§ Try it: From the entries below, copy every line that has the word "Accept".

BEGIN Material supplied

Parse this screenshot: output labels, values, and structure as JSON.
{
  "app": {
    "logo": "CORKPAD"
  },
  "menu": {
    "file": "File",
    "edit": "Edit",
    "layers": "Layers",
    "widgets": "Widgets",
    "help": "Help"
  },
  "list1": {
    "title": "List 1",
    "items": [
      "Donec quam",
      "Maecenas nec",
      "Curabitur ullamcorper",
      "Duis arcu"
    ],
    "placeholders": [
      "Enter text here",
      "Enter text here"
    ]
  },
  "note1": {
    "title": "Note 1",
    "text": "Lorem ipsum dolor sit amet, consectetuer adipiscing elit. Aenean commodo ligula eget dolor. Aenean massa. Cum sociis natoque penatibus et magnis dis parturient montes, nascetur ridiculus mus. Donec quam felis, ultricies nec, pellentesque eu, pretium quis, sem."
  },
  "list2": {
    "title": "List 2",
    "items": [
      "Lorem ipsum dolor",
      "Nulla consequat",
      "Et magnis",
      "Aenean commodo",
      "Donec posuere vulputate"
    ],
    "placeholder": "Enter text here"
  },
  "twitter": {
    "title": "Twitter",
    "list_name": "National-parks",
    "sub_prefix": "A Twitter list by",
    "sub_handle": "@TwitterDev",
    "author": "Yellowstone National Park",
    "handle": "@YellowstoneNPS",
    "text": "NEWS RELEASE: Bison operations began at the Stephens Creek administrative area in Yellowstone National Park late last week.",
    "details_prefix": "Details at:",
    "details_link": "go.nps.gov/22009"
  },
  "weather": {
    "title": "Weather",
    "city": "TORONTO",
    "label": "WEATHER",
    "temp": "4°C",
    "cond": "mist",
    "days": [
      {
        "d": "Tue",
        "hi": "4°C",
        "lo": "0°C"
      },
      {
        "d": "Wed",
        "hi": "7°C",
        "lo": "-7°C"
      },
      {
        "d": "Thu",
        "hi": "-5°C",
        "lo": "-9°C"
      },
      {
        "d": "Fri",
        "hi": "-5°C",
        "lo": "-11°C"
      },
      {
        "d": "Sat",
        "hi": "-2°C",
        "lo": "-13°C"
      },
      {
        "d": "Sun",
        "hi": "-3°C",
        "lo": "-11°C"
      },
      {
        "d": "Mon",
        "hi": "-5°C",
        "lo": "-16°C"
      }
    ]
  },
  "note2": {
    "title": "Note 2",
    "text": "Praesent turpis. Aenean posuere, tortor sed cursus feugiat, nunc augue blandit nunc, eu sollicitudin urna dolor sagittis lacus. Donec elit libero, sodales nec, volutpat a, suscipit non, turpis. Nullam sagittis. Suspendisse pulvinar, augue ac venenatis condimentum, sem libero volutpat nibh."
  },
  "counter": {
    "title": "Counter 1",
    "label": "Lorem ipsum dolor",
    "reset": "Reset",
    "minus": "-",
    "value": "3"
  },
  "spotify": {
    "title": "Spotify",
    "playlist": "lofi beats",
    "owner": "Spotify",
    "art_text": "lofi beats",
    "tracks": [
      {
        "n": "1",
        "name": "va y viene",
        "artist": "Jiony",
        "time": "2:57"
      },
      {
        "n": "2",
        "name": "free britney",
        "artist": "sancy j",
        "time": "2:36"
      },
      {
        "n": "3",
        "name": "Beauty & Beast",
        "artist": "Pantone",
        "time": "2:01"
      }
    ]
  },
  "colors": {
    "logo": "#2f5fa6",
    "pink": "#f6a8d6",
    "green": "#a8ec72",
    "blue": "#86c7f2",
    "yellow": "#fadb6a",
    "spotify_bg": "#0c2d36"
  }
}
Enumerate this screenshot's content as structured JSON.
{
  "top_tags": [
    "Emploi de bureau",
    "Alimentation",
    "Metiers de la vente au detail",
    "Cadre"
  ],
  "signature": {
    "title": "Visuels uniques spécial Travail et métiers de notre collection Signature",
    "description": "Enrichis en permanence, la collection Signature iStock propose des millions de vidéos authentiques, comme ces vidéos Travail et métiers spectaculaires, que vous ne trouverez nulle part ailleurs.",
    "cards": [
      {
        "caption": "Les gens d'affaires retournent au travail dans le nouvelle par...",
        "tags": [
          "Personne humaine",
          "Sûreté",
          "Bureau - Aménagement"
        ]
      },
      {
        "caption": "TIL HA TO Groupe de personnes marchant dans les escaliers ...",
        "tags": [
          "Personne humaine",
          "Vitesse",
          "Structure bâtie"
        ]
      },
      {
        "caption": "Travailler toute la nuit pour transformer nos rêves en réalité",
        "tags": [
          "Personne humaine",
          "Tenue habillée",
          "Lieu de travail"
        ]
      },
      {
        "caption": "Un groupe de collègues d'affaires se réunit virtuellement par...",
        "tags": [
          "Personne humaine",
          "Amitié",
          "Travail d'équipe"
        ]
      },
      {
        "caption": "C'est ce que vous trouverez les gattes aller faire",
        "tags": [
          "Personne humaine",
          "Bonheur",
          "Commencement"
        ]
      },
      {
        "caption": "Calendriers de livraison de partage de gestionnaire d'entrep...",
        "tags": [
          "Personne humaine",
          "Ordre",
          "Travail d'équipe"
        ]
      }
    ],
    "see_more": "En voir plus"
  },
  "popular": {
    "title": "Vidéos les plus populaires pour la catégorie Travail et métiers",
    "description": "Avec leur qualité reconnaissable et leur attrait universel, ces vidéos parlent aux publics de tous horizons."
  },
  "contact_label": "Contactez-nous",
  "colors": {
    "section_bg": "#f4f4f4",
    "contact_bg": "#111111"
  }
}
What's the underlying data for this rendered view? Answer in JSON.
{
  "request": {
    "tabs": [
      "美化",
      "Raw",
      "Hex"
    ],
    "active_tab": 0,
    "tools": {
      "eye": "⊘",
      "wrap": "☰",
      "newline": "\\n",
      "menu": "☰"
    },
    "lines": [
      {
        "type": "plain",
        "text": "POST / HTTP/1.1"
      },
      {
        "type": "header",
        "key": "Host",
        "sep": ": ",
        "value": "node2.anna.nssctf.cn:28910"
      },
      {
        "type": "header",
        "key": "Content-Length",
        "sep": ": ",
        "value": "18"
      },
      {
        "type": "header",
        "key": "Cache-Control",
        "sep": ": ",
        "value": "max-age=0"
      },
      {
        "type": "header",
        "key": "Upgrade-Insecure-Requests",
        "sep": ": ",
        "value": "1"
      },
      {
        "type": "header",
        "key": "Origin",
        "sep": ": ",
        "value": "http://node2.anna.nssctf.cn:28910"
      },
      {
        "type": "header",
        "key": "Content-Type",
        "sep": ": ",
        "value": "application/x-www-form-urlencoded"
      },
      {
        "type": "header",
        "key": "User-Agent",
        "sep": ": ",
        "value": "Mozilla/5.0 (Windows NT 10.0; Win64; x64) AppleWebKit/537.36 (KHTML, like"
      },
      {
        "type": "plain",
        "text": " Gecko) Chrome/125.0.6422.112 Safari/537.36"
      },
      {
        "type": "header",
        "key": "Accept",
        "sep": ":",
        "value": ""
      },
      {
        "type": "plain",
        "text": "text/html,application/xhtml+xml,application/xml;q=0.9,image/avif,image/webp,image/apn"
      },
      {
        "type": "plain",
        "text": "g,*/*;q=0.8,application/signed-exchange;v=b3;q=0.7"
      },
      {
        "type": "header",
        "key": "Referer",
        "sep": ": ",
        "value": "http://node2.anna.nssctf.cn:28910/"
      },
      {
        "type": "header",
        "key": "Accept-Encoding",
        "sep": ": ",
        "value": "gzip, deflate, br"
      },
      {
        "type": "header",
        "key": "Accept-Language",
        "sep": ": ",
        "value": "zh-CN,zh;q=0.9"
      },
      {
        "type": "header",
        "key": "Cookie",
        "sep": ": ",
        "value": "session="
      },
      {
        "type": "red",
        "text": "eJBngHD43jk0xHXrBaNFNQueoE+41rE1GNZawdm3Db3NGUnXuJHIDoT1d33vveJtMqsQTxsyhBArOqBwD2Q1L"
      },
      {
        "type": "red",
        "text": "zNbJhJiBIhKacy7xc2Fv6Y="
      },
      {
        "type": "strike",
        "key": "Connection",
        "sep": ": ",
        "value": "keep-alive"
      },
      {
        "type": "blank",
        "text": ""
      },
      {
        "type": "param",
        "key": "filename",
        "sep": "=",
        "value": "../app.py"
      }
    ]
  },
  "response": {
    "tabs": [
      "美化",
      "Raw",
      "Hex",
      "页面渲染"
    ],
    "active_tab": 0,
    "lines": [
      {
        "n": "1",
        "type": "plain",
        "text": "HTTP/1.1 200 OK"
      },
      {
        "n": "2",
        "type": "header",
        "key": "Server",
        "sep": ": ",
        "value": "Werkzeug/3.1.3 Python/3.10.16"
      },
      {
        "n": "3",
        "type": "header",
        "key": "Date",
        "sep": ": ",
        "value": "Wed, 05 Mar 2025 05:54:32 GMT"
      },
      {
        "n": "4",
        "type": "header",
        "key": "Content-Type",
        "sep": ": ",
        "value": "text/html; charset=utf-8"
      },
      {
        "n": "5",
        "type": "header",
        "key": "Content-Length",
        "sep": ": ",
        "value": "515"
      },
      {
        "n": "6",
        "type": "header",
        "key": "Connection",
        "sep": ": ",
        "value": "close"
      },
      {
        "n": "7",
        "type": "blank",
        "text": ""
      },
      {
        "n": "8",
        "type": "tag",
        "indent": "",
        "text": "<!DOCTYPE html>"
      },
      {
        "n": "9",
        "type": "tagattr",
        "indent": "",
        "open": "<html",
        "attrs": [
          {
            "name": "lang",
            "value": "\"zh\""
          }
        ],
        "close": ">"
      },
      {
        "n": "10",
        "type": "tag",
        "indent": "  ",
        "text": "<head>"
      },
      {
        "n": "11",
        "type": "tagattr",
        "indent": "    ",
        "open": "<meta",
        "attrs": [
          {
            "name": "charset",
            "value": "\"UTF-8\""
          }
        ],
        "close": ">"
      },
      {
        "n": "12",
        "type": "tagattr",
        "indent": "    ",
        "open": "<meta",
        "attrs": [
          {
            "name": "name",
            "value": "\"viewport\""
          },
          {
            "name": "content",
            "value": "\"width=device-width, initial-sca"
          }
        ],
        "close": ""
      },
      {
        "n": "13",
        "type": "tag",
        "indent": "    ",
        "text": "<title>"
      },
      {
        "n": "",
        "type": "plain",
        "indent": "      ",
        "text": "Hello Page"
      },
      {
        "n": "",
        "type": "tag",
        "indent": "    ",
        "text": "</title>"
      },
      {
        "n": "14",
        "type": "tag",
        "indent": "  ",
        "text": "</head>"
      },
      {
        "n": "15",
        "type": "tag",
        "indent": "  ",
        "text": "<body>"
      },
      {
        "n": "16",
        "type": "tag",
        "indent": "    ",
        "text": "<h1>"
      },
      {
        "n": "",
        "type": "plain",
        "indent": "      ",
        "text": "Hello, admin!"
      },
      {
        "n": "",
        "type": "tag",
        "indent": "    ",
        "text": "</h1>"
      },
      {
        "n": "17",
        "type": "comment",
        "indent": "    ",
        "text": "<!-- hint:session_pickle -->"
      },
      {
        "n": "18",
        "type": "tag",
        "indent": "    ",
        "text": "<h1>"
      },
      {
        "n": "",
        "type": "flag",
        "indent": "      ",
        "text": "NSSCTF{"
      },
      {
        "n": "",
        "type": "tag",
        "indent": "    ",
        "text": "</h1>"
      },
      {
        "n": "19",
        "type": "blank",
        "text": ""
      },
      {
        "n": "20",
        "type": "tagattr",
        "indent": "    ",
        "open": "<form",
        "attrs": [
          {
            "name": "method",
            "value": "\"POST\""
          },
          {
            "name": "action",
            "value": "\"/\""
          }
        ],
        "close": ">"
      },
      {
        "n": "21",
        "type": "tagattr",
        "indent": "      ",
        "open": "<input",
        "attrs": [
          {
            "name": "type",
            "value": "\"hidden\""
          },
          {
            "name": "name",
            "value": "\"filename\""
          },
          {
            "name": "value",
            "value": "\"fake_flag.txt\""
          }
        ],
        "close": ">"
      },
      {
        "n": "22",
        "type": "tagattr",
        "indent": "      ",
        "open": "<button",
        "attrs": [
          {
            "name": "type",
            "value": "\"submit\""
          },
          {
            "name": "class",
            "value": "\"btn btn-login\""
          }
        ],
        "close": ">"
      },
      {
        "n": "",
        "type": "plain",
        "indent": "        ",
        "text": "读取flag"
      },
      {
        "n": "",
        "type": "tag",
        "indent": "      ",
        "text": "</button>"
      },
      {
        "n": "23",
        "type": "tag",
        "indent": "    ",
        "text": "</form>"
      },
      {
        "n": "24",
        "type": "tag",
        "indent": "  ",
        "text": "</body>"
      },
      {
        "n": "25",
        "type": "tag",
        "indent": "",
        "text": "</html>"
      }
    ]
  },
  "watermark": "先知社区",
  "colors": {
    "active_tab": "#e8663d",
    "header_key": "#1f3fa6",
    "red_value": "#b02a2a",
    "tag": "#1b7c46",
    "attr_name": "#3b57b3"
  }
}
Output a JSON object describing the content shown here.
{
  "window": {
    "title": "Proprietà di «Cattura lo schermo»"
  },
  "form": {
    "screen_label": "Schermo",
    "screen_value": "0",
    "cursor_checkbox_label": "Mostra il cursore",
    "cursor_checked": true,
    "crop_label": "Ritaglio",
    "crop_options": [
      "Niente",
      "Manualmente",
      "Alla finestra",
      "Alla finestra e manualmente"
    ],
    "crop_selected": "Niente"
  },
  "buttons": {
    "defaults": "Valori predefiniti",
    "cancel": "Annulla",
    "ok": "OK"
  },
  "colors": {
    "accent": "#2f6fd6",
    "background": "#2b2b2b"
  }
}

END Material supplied

§ Response area:
        "key": "Accept",
        "key": "Accept-Encoding",
        "key": "Accept-Language",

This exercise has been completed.